What happens when we look, instead, toward the incarnation, toward God in the world? What do we see? We see Jesus hanging out with all the wrong people: sinners, tax collectors, prostitutes, lepers, the blind and the disabled, and even this Samaritan woman at the well.
“The primary theological question that each Gospel answers in the person and portrait of Jesus is, where is God?” Jesus sets aside all the social conventions of Jewish life in the first century to cross into Samaria to meet this woman at the well. This encounter defies all expectations of the Messiah; Jesus transgresses all the boundaries:
We have a man speaking to a woman, a rabbi speaking to a woman, a Jew speaking with a Samaritan, a Jewish rabbi speaking with a Samaritan, and now, we find out they are alone. For all intents and purposes, this conversation not only should not be happening, but it stands outside the realm of possibility.
Outside the realm of possibility—just like God entering the created world in the person of Jesus. It defies all expectations!
What about us? Are we willing to defy expectations? Are we willing to follow Jesus into all the wrong places? Here at Rehoboth, you are hoping to find a new, young pastor who will attract young families to this congregation. You and every other congregation. That couple—husband and wife in their early or mid-thirties, with 2.3 kids—is the unicorn of church growth. Yes, they do exist, but the myth is that if you call the right pastor, you will magically attract the right people.
Here’s a thought: Instead of chasing after unicorns, maybe we need to chase after some Samaritans! Maybe we have to look toward some of the wrong people, the lost and the broken hearted, just as Jesus did. Maybe we need to look for mothers and fathers who have lost children to the heroin epidemic. Maybe we need to look for widows and widowers. Maybe we need to look for single mothers. Maybe we need to look for people who drifted away from the church, or who are just too busy.
This is what it looks like to be disciples and follow Jesus’ call. How do we do this? We must admit our own brokenness and seek out other broken people! We may already know where to find them. Thanks be to God. Amen.
Now, beloved, as you depart from this place, remember that we are called to be the Church, the body of Christ. This is His new creation, by water and the Word. As the Church, we are called to participate in the work of re-creation, through relationship. Go forth and be instruments of God’s love and peace and reconciliation.
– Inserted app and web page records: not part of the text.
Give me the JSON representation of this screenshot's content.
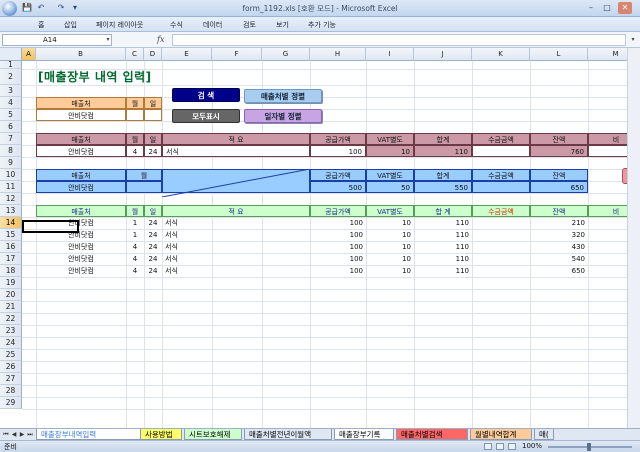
{
  "window": {
    "title": "form_1192.xls [호환 모드] - Microsoft Excel",
    "min": "–",
    "max": "□",
    "close": "✕"
  },
  "qat": {
    "save": "💾",
    "undo": "↶",
    "redo": "↷",
    "more": "▾"
  },
  "ribbon": {
    "tabs": [
      "홈",
      "삽입",
      "페이지 레이아웃",
      "수식",
      "데이터",
      "검토",
      "보기",
      "추가 기능"
    ]
  },
  "formula": {
    "cell": "A14",
    "fx": "fx",
    "value": ""
  },
  "columns": [
    "A",
    "B",
    "C",
    "D",
    "E",
    "F",
    "G",
    "H",
    "I",
    "J",
    "K",
    "L",
    "M"
  ],
  "rows": [
    "1",
    "2",
    "3",
    "4",
    "5",
    "6",
    "7",
    "8",
    "9",
    "10",
    "11",
    "12",
    "13",
    "14",
    "15",
    "16",
    "17",
    "18",
    "19",
    "20",
    "21",
    "22",
    "23",
    "24",
    "25",
    "26",
    "27",
    "28",
    "29"
  ],
  "sheet": {
    "title": "[매출장부 내역 입력]",
    "search_box": {
      "h_client": "매출처",
      "h_month": "월",
      "h_day": "일",
      "client": "안비닷컴"
    },
    "buttons": {
      "search": "검  색",
      "show_all": "모두표시",
      "sort_client": "매출처별 정렬",
      "sort_date": "일자별 정렬"
    },
    "entry": {
      "headers": [
        "매출처",
        "월",
        "일",
        "적 요",
        "공급가액",
        "VAT별도",
        "합계",
        "수금금액",
        "잔액",
        "비"
      ],
      "row": [
        "안비닷컴",
        "4",
        "24",
        "서식",
        "100",
        "10",
        "110",
        "",
        "760",
        ""
      ]
    },
    "summary": {
      "headers": [
        "매출처",
        "월",
        "공급가액",
        "VAT별도",
        "합계",
        "수금금액",
        "잔액"
      ],
      "row": [
        "안비닷컴",
        "",
        "500",
        "50",
        "550",
        "",
        "650"
      ]
    },
    "list": {
      "headers": [
        "매출처",
        "월",
        "일",
        "적 요",
        "공급가액",
        "VAT별도",
        "합 계",
        "수금금액",
        "잔액",
        "비"
      ],
      "rows": [
        [
          "안비닷컴",
          "1",
          "24",
          "서식",
          "100",
          "10",
          "110",
          "",
          "210"
        ],
        [
          "안비닷컴",
          "1",
          "24",
          "서식",
          "100",
          "10",
          "110",
          "",
          "320"
        ],
        [
          "안비닷컴",
          "4",
          "24",
          "서식",
          "100",
          "10",
          "110",
          "",
          "430"
        ],
        [
          "안비닷컴",
          "4",
          "24",
          "서식",
          "100",
          "10",
          "110",
          "",
          "540"
        ],
        [
          "안비닷컴",
          "4",
          "24",
          "서식",
          "100",
          "10",
          "110",
          "",
          "650"
        ]
      ]
    }
  },
  "sheet_tabs": [
    "매출장부내역입력",
    "사용방법",
    "시트보호해제",
    "매출처별전년이월액",
    "매출장부기록",
    "매출처별검색",
    "월별내역합계",
    "매("
  ],
  "status": {
    "text": "준비",
    "zoom": "100%"
  },
  "colors": {
    "title_green": "#006a2e",
    "entry_header": "#cc9aa6",
    "summary_fill": "#99ccff",
    "list_header": "#ccffcc",
    "summary_border": "#1a3fa8"
  }
}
Do not return evil for evil to any person, but know that we are all loved by God, and that we are called to reflect that love to everyone we meet. Go forth and be the salt of the earth and the light of the world. In the name of Jesus Christ, our Lord, Let all God’s children say, Amen!